  • Modernity;
  • nature and society;
  • political ecology;
  • Spain;
  • water resources
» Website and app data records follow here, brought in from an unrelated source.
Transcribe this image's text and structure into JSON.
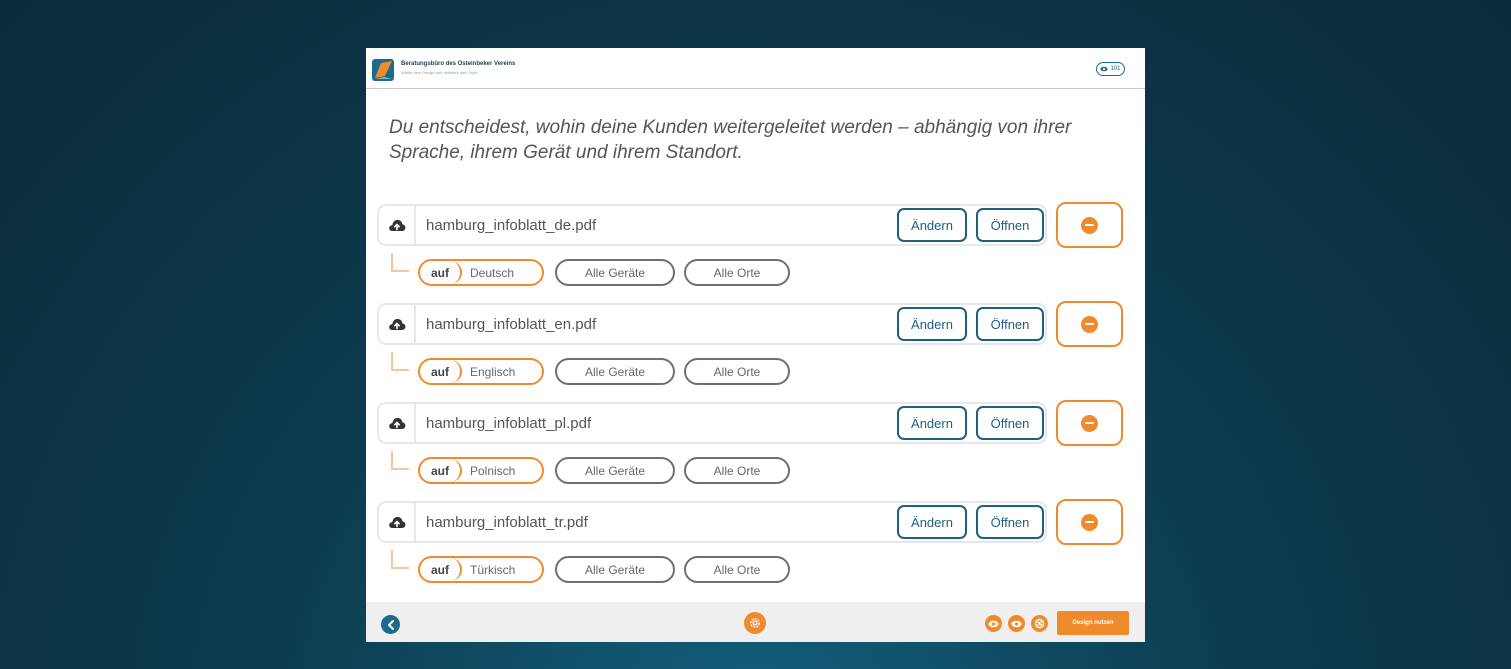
{
  "header": {
    "org_name": "Beratungsbüro des Osteinbeker Vereins",
    "org_subtitle": "Wähle dein Design und definiere dein Style",
    "views_count": "101"
  },
  "headline": "Du entscheidest, wohin deine Kunden weitergeleitet werden – abhängig von ihrer Sprache, ihrem Gerät und ihrem Standort.",
  "rules": [
    {
      "file": "hamburg_infoblatt_de.pdf",
      "change_label": "Ändern",
      "open_label": "Öffnen",
      "auf_label": "auf",
      "language": "Deutsch",
      "devices": "Alle Geräte",
      "places": "Alle Orte"
    },
    {
      "file": "hamburg_infoblatt_en.pdf",
      "change_label": "Ändern",
      "open_label": "Öffnen",
      "auf_label": "auf",
      "language": "Englisch",
      "devices": "Alle Geräte",
      "places": "Alle Orte"
    },
    {
      "file": "hamburg_infoblatt_pl.pdf",
      "change_label": "Ändern",
      "open_label": "Öffnen",
      "auf_label": "auf",
      "language": "Polnisch",
      "devices": "Alle Geräte",
      "places": "Alle Orte"
    },
    {
      "file": "hamburg_infoblatt_tr.pdf",
      "change_label": "Ändern",
      "open_label": "Öffnen",
      "auf_label": "auf",
      "language": "Türkisch",
      "devices": "Alle Geräte",
      "places": "Alle Orte"
    }
  ],
  "footer": {
    "use_design_label": "Design nutzen",
    "icons": [
      "chevron-left-icon",
      "settings-icon",
      "eye-icon",
      "eye-icon",
      "reset-icon"
    ]
  },
  "colors": {
    "accent": "#ef8b2c",
    "primary": "#1d6a8c",
    "background": "#0d3c50"
  }
}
Spain is arguably the European country where the water crisis has become most acute in recent years. The political and ecological importance of water is not, however, only a recent development in Spain. Throughout this century, water politics, economics, culture, and engineering have infused and embodied the myriad tensions and conflicts that drove and still drive Spanish society. And although the significance of water on the Iberian peninsula has attracted considerable scholarly and other attention, the central role of water politics, water culture, and water engineering in shaping Spanish society on the one hand, and the contemporary water geography and ecology of Spain as the product of centuries of socioecological interaction on the other, have remained largely unexplored. The hybrid character of the water landscape, or “waterscape,” comes to the fore in Spain in a clear and unambiguous manner. The socionatural production of Spanish society can be illustrated by excavating the central role of water politics and engineering in Spain's modernization process. In the first part of the paper, I develop a theoretical and methodological perspective that is explicitly critical of traditional approaches in water-resources studies, which tend to separate various aspects of the hydrological cycle into discrete and independent objects of study. My perspective, broadly situated within the political ecology tradition, draws critically from recent work by ecological historians, cultural critics, sociologists of science, critical social theorists, and political economists. My main objective is to bring together what has been severed for too long by insisting that nature and society are deeply intertwined. In the second part of the paper, I excavate the origins of Spain's early-twentieth-century modernization process (1890–1930) as expressed in debates and actions around the hydrological condition. The conceptual framework presented in the first part helps structure a narrative that weaves water through the network of socionatural relations in ways that permit the recasting of modernity as a deeply geographical, although by no means coherent, homogeneous, total, or uncontested project. In sum, I seek to document how the socionatural is historically produced to generate a particular, but inherently dynamic, geographical configuration.